WORK TO COMPLETE: Extract each line from the entries below that has the string "JSON" in it.

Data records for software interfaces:

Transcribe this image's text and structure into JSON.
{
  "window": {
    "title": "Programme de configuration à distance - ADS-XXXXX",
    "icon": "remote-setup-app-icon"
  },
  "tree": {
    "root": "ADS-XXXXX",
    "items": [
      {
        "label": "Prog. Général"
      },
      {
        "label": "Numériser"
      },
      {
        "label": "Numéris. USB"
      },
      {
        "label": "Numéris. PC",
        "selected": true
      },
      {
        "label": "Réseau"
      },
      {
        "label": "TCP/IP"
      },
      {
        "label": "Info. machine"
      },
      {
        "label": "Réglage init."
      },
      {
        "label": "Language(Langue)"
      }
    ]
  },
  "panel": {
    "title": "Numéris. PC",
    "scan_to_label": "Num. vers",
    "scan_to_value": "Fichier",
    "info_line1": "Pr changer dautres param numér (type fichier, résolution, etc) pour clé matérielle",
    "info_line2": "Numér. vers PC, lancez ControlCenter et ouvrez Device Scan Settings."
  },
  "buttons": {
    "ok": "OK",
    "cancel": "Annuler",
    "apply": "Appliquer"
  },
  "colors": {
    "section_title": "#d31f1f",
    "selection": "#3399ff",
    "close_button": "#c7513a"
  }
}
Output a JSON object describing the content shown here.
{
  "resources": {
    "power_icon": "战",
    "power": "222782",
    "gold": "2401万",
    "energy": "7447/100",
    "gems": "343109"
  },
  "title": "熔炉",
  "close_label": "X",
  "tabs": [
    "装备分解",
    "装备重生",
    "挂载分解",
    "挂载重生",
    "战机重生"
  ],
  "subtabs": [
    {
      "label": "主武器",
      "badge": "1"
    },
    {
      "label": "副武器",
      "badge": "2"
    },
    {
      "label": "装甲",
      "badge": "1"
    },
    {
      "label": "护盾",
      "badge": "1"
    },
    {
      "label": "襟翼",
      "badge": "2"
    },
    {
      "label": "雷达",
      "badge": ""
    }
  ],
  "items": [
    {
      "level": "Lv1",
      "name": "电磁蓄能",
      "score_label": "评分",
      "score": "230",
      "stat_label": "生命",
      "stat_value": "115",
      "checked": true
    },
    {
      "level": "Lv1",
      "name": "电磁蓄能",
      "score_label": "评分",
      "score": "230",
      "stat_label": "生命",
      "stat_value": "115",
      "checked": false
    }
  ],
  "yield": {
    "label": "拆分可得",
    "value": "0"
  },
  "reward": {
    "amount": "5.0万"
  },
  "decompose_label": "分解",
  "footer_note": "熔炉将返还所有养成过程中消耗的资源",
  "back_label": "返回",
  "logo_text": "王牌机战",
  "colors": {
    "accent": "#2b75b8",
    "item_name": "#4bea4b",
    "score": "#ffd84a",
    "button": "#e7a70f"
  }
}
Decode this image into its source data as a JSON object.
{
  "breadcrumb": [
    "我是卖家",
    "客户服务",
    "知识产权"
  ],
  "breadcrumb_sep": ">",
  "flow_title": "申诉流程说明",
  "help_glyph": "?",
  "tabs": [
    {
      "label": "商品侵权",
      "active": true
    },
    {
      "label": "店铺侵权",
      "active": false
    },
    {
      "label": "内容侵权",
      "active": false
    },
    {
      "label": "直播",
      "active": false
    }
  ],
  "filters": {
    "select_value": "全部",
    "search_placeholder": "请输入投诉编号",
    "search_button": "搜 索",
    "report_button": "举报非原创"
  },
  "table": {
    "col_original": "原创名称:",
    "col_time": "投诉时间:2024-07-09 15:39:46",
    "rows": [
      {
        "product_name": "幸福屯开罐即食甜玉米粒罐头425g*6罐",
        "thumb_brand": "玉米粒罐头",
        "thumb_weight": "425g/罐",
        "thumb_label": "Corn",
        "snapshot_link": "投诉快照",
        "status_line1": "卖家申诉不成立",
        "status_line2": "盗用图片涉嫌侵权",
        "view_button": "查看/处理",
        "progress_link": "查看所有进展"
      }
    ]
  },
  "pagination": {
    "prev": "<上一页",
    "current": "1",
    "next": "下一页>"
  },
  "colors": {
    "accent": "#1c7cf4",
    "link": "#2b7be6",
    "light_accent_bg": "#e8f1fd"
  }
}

TASK SOLUTION:
Transcribe this image's text and structure into JSON.
Output a JSON object describing the content shown here.
Decode this image into its source data as a JSON object.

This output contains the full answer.